Dalia Mogahed

Dalia Mogahed

Director of Research

Areas of Expertise: Public Opinion, Islamophobia, Muslim Women, American Muslim Demographics

Disclaimer: the work linked below reflects the view of the author and does not necessarily reflect the view of ISPU.

Dalia Mogahed is the Director of Research at the Institute for Social Policy and Understanding, where she leads the organization’s pioneering research and thought leadership programs on American Muslims. Mogahed is former Executive Director of the Gallup Center for Muslim Studies, where she led the analysis of surveys of Muslim communities worldwide. With John L. Esposito, she co-authored the book Who Speaks for Islam? What a Billion Muslims Really Think. President Barack Obama appointed Mogahed to the President’s Advisory Council on Faith-Based and Neighborhood Partnerships in 2009. She was invited to testify before the U.S. Senate Committee on Foreign Relations about U.S. engagement with Muslim communities. Her 2016 TED talk was named one of the top TED talks that year. She is a frequent expert commentator in global media outlets and international forums. She is also the CEO of Mogahed Consulting.

Education

BS, University of Wisconsin; MBA , Joseph M. Katz Graduate School of Business at the University of Pittsburgh

Areas of Expertise

  1. Public Opinion
  2. Islamophobia
  3. Muslim Women
  4. American Muslim Demographics

Publications

  • This is a summary of the key findings of ISPU’s American Muslim Poll 2017: Muslims at the Crossroads, a poll which offers a timely and groundbreaking look into the American Muslim community. From early on in a deeply divisive presidential election cycle until today, American...

  • American Muslim Poll 2017: Muslims at the Crossroads offers a timely and groundbreaking look into the American Muslim community. From early on in a deeply divisive presidential election cycle until today, American Muslims have been at the center of heated social and political debates. One byproduct...

  • “Un-American” distills the anti-Muslim script of this year’s election season into a single word. The latest example was presumptive Republican nominee Donald Trump claiming that American Muslims weren’t “assimilating.” Many have denounced his statement but few have questioned why a number of Americans see me...

  • In the midst of a polarized and heated election season in 2016 where Muslims were frequent subjects of national debate, the Institute for Social Policy and Understanding (ISPU) set out to discover what American Muslims wanted for themselves. ISPU researchers set out to answer three...

  • In the midst of a polarized and heated election season in 2016 where Muslims were frequent subjects of national debate, the Institute for Social Policy and Understanding (ISPU) set out to discover what American Muslims wanted for themselves.

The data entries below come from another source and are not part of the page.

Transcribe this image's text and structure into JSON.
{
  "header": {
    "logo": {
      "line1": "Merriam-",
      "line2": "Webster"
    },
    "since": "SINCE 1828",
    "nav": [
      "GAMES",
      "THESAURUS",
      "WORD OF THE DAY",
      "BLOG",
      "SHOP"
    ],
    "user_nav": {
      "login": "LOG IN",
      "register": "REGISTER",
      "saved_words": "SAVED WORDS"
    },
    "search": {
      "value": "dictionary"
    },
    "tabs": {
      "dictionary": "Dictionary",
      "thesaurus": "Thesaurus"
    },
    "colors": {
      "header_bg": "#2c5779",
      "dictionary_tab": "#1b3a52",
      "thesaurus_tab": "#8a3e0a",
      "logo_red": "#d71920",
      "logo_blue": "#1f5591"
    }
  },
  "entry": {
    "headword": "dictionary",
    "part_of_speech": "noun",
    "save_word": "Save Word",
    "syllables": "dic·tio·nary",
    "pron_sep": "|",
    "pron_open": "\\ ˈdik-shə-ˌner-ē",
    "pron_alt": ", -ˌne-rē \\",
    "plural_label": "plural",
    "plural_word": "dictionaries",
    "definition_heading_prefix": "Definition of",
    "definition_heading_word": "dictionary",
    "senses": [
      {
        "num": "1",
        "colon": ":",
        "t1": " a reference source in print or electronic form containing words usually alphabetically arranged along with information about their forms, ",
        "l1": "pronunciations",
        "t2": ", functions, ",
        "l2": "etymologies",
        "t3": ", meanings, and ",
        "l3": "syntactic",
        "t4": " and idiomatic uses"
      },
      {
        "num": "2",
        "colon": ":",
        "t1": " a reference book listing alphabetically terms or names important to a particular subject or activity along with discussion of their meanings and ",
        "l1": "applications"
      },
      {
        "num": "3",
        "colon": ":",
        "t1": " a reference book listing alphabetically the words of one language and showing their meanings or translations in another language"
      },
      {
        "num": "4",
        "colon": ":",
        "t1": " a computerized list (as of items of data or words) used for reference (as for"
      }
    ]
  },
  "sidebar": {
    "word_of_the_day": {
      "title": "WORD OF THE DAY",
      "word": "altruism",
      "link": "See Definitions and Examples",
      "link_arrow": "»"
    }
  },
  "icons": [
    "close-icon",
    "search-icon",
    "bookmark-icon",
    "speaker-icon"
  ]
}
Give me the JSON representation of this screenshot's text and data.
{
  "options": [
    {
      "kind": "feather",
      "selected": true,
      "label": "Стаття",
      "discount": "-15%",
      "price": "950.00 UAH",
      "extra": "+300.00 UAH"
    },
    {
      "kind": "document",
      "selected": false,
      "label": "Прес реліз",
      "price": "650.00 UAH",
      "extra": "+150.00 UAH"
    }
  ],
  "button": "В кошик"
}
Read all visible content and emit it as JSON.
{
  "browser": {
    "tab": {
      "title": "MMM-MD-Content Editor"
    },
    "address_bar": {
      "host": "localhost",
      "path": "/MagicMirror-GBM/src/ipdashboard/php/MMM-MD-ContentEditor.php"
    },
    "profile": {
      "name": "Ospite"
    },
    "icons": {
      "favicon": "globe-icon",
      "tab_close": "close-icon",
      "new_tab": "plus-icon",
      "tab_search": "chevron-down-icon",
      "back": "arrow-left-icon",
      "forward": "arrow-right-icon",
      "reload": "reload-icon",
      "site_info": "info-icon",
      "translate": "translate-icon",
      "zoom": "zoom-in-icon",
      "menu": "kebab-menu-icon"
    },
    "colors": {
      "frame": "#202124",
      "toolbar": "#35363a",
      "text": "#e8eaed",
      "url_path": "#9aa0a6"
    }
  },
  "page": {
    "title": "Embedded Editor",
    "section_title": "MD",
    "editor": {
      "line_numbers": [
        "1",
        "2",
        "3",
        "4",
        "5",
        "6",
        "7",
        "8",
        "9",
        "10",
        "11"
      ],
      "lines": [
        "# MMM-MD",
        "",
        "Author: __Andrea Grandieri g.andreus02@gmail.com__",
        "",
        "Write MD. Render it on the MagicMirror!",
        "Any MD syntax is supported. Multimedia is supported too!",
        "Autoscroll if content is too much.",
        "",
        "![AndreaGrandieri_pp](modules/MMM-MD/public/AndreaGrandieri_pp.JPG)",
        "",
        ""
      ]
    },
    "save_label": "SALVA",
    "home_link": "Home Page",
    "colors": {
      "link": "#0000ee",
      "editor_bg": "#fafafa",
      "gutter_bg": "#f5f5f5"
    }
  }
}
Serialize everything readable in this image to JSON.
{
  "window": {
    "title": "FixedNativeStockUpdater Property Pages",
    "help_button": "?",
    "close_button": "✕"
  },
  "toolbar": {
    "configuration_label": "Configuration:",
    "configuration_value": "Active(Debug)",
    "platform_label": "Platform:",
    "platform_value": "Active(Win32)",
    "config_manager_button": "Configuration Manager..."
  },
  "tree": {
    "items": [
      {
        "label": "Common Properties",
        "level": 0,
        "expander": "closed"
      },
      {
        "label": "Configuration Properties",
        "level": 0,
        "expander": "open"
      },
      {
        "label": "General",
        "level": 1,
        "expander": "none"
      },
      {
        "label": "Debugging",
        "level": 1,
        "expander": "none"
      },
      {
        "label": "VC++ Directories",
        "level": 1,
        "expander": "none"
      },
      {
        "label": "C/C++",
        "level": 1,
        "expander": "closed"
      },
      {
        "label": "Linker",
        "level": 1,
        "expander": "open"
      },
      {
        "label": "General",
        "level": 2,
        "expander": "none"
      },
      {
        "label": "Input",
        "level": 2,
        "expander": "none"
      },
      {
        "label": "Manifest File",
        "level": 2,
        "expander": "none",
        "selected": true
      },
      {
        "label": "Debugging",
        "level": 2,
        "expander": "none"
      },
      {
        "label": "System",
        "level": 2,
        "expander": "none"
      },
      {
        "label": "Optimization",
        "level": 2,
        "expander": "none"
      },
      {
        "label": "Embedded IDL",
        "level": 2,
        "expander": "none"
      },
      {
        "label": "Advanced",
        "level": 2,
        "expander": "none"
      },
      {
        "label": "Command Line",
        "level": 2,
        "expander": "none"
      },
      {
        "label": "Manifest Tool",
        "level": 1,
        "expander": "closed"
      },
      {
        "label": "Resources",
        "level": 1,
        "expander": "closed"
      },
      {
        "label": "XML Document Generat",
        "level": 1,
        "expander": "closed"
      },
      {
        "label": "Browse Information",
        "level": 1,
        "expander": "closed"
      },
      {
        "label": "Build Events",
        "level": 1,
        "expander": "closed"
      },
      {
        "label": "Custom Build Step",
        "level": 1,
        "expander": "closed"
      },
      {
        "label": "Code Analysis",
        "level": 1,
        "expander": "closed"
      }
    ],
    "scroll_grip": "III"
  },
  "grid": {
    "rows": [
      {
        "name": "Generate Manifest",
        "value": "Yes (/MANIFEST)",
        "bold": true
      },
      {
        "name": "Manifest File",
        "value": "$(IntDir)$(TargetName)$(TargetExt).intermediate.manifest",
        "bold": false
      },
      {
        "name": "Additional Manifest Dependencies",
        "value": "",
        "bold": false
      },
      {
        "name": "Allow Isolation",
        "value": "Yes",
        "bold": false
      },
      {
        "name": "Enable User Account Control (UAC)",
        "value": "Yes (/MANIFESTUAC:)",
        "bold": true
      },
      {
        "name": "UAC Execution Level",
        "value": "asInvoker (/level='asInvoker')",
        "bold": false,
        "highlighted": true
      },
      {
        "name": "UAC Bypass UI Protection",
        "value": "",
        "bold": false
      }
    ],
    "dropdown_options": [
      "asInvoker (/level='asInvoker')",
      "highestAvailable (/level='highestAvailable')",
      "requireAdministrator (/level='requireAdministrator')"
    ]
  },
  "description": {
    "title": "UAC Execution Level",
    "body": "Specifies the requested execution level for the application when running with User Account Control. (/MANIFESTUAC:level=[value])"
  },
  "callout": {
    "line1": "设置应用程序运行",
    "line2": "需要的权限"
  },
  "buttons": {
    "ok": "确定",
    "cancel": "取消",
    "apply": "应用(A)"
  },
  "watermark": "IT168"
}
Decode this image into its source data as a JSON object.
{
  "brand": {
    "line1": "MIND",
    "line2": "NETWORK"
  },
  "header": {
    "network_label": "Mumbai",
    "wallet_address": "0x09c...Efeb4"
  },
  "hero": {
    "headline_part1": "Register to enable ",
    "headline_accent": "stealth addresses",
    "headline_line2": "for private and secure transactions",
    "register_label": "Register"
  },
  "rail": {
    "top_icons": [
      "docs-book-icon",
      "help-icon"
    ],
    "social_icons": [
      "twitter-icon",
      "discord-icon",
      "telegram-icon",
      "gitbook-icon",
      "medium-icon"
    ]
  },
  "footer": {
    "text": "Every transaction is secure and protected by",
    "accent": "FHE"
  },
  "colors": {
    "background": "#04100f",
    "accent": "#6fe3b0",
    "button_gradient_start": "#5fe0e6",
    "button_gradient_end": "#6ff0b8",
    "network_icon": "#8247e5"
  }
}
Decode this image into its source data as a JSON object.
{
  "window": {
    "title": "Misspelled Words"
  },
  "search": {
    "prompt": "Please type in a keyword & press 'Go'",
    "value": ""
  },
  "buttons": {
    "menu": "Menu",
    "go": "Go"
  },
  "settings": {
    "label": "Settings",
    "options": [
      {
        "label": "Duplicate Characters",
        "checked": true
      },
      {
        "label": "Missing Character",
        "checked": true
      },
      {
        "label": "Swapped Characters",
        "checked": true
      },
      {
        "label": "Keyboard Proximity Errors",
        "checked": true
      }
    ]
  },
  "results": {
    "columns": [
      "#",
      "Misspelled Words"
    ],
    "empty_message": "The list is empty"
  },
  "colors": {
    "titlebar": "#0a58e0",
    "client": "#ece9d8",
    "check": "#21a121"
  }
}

ISPU researchers set out to answer three...

  • This is a summary of the key findings of ISPU’s American Muslim Poll: Participation, Priorities, and Facing Prejudice in the 2016 Elections, a poll which offers a timely and groundbreaking look into the American Muslim community. In the years after the September 11th attacks in...

  • American Muslim Poll 2016: Participation, Priorities, and Facing Prejudice in the 2016 Elections offers a timely and groundbreaking look into the American Muslim community. In the years after the September 11th attacks in America, Muslims have been the subjects of frequent discussions but seldom among the participants....

  • The slaughter of French journalists as well as French Jews and Muslims by terrorists is unconscionable and has rightly provoked outrage. All life is sacred and the loss of any life at the hands of killers like those who carried out the shootings in Paris should provoke moral outrage. At the same time, some have asked why the international community and international media are paying so much attention to the tragic attack in Paris within days of the Paris shooting, but only passing attention to Boko Haram's massacre of 2000 people, 61 killed by al-Qaeda in Yemen...

  • In the wake of the terrorist attacks on 9/11, U.S. public officials seemed to have no idea whether or not many Muslims supported the bombings. This troubled Gallup Chairman and CEO Jim Clifton, who felt that “no one in Washington had any idea what 1.3...

Media Appearances

Other Work